All you have to do is turn on the TV these days to know how popular kitchen and bathroom renovations have become. Backsplashes, stainless steel appliances, subway tiles, granite countertops, glass-enclosed showers, soaking tubs – the list of enticing upgrades and additions now available seems nearly endless.
There are a lot of factors to consider, though, before launching a kitchen or bath renovation, including an understanding – and acceptance – that these can be very complex renovation projects. Fortunately, with proper planning, vigilance and with a bit of luck, they also can turn out to be some of the best investments a homeowner can make – with minimal disruption and hassle for boards and managers.
As exciting and fun as it can be, planning early for a kitchen or bath renovation does not, unfortunately, mean spending late nights on Pinterest or leafing through glossy home renovation magazines. The most practical step is to contact your property manager and get a copy of the building’s alteration agreement and to learn more about what is expected and required for a successful renovation project.

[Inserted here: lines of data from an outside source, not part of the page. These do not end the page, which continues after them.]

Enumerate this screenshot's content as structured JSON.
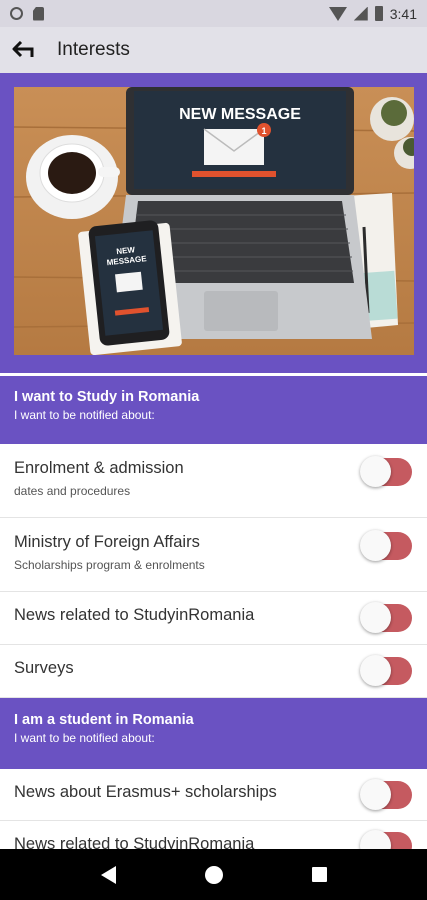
{
  "status_bar": {
    "icons": [
      "notification-circle-icon",
      "sd-card-icon",
      "wifi-icon",
      "signal-icon",
      "battery-icon"
    ],
    "time": "3:41"
  },
  "app_bar": {
    "back_icon": "back-arrow-icon",
    "title": "Interests"
  },
  "hero": {
    "laptop_screen_text": "NEW MESSAGE",
    "phone_screen_text_line1": "NEW",
    "phone_screen_text_line2": "MESSAGE",
    "badge": "1"
  },
  "sections": [
    {
      "title": "I want to Study in Romania",
      "subtitle": "I want to be notified about:",
      "items": [
        {
          "title": "Enrolment & admission",
          "subtitle": "dates and procedures",
          "enabled": false
        },
        {
          "title": "Ministry of Foreign Affairs",
          "subtitle": "Scholarships program & enrolments",
          "enabled": false
        },
        {
          "title": "News related to StudyinRomania",
          "enabled": false
        },
        {
          "title": "Surveys",
          "enabled": false
        }
      ]
    },
    {
      "title": "I am a student in Romania",
      "subtitle": "I want to be notified about:",
      "items": [
        {
          "title": "News about Erasmus+ scholarships",
          "enabled": false
        },
        {
          "title": "News related to StudyinRomania",
          "enabled": false
        }
      ]
    }
  ],
  "colors": {
    "accent_purple": "#6a52c2",
    "toggle_off_track": "#c55a60",
    "app_bar_bg": "#e2e1e8",
    "status_bar_bg": "#d9d7e0"
  },
  "nav_bar": {
    "icons": [
      "nav-back-icon",
      "nav-home-icon",
      "nav-recents-icon"
    ]
  }
}
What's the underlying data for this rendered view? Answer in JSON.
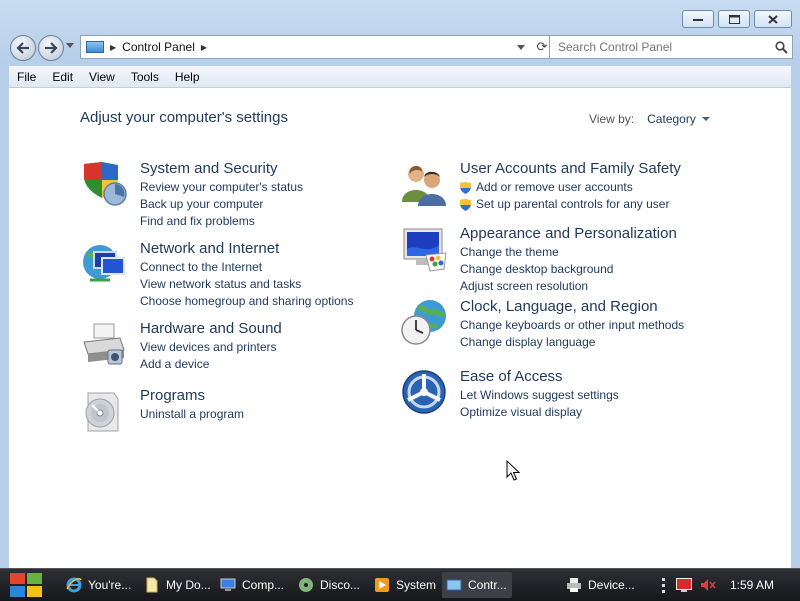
{
  "navigation": {
    "breadcrumb": [
      "Control Panel"
    ],
    "search_placeholder": "Search Control Panel"
  },
  "menu": [
    "File",
    "Edit",
    "View",
    "Tools",
    "Help"
  ],
  "content": {
    "heading": "Adjust your computer's settings",
    "view_by_label": "View by:",
    "view_by_value": "Category",
    "categories": [
      {
        "title": "System and Security",
        "links": [
          "Review your computer's status",
          "Back up your computer",
          "Find and fix problems"
        ]
      },
      {
        "title": "Network and Internet",
        "links": [
          "Connect to the Internet",
          "View network status and tasks",
          "Choose homegroup and sharing options"
        ]
      },
      {
        "title": "Hardware and Sound",
        "links": [
          "View devices and printers",
          "Add a device"
        ]
      },
      {
        "title": "Programs",
        "links": [
          "Uninstall a program"
        ]
      },
      {
        "title": "User Accounts and Family Safety",
        "links": [
          "Add or remove user accounts",
          "Set up parental controls for any user"
        ]
      },
      {
        "title": "Appearance and Personalization",
        "links": [
          "Change the theme",
          "Change desktop background",
          "Adjust screen resolution"
        ]
      },
      {
        "title": "Clock, Language, and Region",
        "links": [
          "Change keyboards or other input methods",
          "Change display language"
        ]
      },
      {
        "title": "Ease of Access",
        "links": [
          "Let Windows suggest settings",
          "Optimize visual display"
        ]
      }
    ]
  },
  "taskbar": {
    "items": [
      "You're...",
      "My Do...",
      "Comp...",
      "Disco...",
      "System",
      "Contr...",
      "Device..."
    ],
    "active_item": "Contr...",
    "clock": "1:59 AM"
  },
  "colors": {
    "link": "#1e395b",
    "window_frame": "#b7cfe8",
    "taskbar": "#1f2024"
  }
}
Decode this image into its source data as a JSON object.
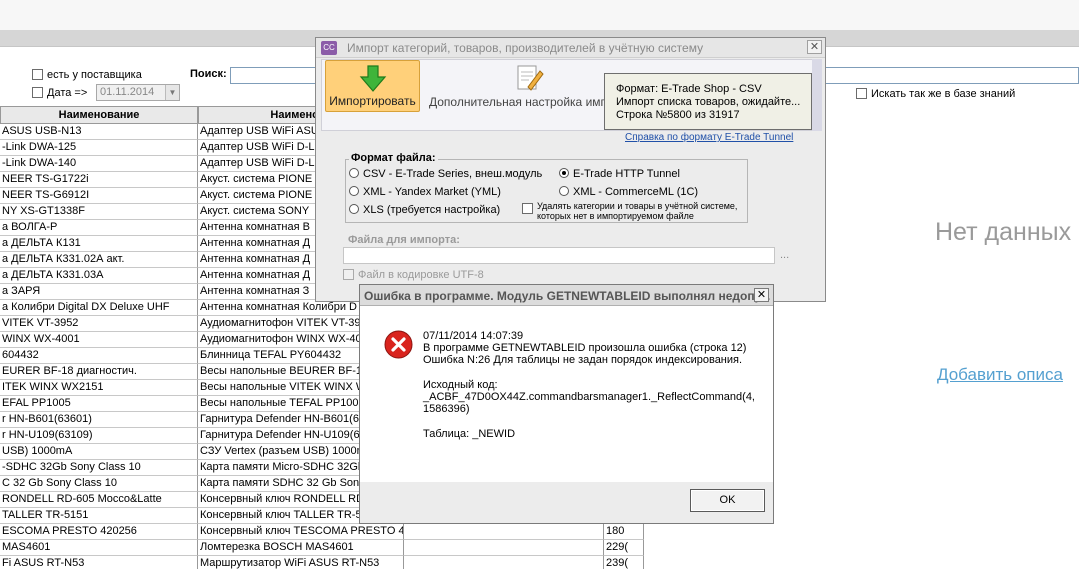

Check Every Box
Before getting too involved in the project, it is important for the building’s architect or engineer to review it and come back to the manager, property owner, or unit owner with a list of objections or questions.
There may be some special details that the board will need to consider, in particular when residents want to expand the size of the kitchen or bath. “Some buildings won’t allow it,” Weinstein says. “Others will want waterproofing or sound alterations to reduce the potential for water damage or the risk of increased noise.”
Working with a contractor
Nothing makes a unit owner break into a cold sweat faster than the thought that their renovation project may not be done properly. What could be worse than an inspector coming through after everything has been sealed and cleaned up, and demanding costly repairs? To avoid that, it is imperative to ensure that contractors are working in line with all codes and requirements.